onforming goods.2 The potential for creating these kinds of interpretive difficulties raises the question of whether or not Article 79(1) sufficiently solves cases of commercial impracticability.
The main problem with Article 79(1) is related to the problem of interpretation and application of the CISG in general. The CISG attempts to set out basic remedies and as results lacks specificity. As a result adjudicators have at their disposal broad discretionary powers of interpretation and application. The result is a body of inconsistent findings and uncertainty of law, ultimately compromising the CISG’s goal of harmonization of the law of compensatory damages.3 It is within this legal framework that Article 79(1) functions.
Article 79(1) requires that the party seeking exemption from liability take all reasonable steps to “avoid or overcome” the relevant impediment or any consequences flowing from it.4 Article 79(1) of CISG reads as follows:
A party is not liable for a failure to perform any of his obligations if he proves that the failure was due to an impediment beyond his control and that he could not reasonably be expected to have taken the impediment into account at the time of the conclusion of the contract or to have avoided or overcome it or its consequences.5

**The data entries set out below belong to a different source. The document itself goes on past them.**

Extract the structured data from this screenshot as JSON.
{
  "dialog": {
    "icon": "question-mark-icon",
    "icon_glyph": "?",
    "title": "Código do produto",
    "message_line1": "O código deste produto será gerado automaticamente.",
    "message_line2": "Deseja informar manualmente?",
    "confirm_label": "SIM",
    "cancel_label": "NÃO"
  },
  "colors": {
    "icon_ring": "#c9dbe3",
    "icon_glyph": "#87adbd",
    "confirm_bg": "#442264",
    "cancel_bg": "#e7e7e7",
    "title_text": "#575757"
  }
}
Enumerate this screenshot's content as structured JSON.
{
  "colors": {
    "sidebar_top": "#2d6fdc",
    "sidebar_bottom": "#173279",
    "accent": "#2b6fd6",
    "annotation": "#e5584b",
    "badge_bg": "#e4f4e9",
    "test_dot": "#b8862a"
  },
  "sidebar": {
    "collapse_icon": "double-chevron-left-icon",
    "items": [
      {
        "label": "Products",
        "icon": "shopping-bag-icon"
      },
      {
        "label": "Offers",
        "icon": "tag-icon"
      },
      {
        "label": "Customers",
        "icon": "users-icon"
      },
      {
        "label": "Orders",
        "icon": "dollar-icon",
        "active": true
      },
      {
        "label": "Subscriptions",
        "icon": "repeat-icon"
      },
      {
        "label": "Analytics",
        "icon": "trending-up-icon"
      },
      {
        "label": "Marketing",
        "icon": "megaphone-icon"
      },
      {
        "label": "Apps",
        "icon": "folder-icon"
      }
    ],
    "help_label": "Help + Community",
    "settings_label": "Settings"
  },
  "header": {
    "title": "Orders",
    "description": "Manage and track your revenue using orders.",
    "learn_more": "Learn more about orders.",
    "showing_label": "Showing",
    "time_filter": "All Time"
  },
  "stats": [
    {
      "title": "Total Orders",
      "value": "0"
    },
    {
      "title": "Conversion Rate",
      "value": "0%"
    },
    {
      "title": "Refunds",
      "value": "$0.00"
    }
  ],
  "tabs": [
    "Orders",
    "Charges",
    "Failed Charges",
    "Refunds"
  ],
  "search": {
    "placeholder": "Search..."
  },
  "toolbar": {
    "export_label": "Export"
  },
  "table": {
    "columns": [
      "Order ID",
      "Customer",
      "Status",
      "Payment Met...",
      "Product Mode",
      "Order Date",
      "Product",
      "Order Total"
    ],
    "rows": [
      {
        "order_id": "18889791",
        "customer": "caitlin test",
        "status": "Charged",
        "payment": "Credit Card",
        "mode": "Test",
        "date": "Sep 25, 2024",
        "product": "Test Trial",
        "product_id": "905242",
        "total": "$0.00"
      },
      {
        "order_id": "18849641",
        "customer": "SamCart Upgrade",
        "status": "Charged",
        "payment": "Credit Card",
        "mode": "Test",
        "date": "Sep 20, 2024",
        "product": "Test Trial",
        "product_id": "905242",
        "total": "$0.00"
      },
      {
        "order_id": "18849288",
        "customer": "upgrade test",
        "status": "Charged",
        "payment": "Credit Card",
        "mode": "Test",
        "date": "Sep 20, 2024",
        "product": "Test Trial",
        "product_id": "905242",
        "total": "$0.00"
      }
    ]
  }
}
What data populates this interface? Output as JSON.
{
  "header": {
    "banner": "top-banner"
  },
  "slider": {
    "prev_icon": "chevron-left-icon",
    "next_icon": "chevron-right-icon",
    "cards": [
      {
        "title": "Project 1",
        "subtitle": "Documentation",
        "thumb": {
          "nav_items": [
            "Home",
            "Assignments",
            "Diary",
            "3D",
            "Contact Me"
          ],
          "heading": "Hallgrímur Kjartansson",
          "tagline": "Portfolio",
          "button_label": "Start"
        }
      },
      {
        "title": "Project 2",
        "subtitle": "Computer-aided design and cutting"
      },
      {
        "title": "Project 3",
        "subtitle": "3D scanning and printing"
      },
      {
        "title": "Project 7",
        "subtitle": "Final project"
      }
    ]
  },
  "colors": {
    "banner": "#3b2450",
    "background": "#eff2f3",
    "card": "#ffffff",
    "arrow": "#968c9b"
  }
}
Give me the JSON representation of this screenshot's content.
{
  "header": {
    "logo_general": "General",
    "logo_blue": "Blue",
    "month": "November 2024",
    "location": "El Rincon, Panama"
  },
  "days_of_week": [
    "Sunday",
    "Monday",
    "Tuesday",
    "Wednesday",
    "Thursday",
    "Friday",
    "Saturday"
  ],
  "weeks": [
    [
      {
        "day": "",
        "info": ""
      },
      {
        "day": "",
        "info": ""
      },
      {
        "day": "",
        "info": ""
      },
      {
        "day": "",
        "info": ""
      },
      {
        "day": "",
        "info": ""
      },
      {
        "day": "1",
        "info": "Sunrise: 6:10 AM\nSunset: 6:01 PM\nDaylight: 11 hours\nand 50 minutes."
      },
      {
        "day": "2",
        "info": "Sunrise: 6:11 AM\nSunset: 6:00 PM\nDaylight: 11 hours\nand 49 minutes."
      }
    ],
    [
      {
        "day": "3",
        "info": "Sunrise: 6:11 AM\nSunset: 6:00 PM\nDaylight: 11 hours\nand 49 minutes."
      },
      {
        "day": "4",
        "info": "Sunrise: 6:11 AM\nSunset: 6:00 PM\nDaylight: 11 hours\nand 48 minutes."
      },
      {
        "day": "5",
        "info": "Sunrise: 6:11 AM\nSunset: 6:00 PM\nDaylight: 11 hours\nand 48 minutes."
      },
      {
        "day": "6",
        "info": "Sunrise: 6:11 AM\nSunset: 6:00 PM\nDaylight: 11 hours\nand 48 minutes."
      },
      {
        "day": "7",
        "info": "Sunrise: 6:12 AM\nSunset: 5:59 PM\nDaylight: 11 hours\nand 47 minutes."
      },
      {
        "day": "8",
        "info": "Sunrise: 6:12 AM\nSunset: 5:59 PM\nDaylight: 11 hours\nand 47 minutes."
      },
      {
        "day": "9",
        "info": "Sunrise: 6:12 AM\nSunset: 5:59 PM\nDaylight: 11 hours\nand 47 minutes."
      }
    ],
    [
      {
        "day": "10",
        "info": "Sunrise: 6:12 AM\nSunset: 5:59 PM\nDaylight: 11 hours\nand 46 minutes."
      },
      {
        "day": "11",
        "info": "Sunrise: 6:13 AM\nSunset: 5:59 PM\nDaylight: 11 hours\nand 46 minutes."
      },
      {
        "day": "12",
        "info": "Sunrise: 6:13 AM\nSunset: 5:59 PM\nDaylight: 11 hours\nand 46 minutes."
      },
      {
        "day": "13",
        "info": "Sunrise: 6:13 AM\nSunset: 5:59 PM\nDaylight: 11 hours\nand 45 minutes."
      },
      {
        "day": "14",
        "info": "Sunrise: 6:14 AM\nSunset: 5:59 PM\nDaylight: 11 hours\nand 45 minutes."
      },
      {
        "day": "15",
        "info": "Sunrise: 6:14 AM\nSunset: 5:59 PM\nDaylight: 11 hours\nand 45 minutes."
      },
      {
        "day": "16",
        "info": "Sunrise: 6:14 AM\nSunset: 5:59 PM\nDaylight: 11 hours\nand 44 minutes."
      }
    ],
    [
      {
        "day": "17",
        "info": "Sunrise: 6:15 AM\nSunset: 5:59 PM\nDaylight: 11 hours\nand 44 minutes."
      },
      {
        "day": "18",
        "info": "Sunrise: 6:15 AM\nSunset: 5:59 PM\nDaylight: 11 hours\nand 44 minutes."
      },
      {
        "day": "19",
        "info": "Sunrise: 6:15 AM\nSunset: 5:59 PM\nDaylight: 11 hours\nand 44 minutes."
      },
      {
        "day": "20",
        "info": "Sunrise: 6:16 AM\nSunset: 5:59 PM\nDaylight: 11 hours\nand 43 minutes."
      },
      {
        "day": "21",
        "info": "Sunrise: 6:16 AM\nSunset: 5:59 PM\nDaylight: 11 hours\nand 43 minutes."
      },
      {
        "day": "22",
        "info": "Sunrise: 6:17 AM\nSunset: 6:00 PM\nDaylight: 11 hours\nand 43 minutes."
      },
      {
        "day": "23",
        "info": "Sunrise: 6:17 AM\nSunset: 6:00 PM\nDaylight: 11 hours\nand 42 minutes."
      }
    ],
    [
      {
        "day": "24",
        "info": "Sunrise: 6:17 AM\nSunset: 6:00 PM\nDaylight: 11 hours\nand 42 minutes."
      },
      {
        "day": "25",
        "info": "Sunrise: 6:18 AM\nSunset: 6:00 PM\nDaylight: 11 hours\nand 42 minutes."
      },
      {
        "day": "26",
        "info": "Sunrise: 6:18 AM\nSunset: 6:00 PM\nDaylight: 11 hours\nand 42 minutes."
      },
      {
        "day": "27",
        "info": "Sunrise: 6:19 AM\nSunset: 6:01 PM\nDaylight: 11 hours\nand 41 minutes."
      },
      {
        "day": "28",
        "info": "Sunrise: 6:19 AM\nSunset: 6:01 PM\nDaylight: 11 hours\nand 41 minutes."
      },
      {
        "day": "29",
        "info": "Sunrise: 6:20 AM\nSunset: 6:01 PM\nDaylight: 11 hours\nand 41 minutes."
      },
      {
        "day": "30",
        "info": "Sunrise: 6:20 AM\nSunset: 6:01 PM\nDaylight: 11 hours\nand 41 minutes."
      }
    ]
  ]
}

Essentially what this means is that at the time of contracting the vendor intends to use a specific supplier and if that supplier does not have the goods at the time the Vendor is required to obtain them, he will not be exempt from liability under Article 79(1). This is because Article 79(1) requires that the vendor is reasonably expected to foresee this possibility and should take practical steps to overcome such a scenario. In other words, the vendor ought to have been in a position to seek out an alternative supplier. Failure to take these kinds of practical steps will not permit the vendor to escape liability under Article 79(1). Quite simply, once performance remains a practical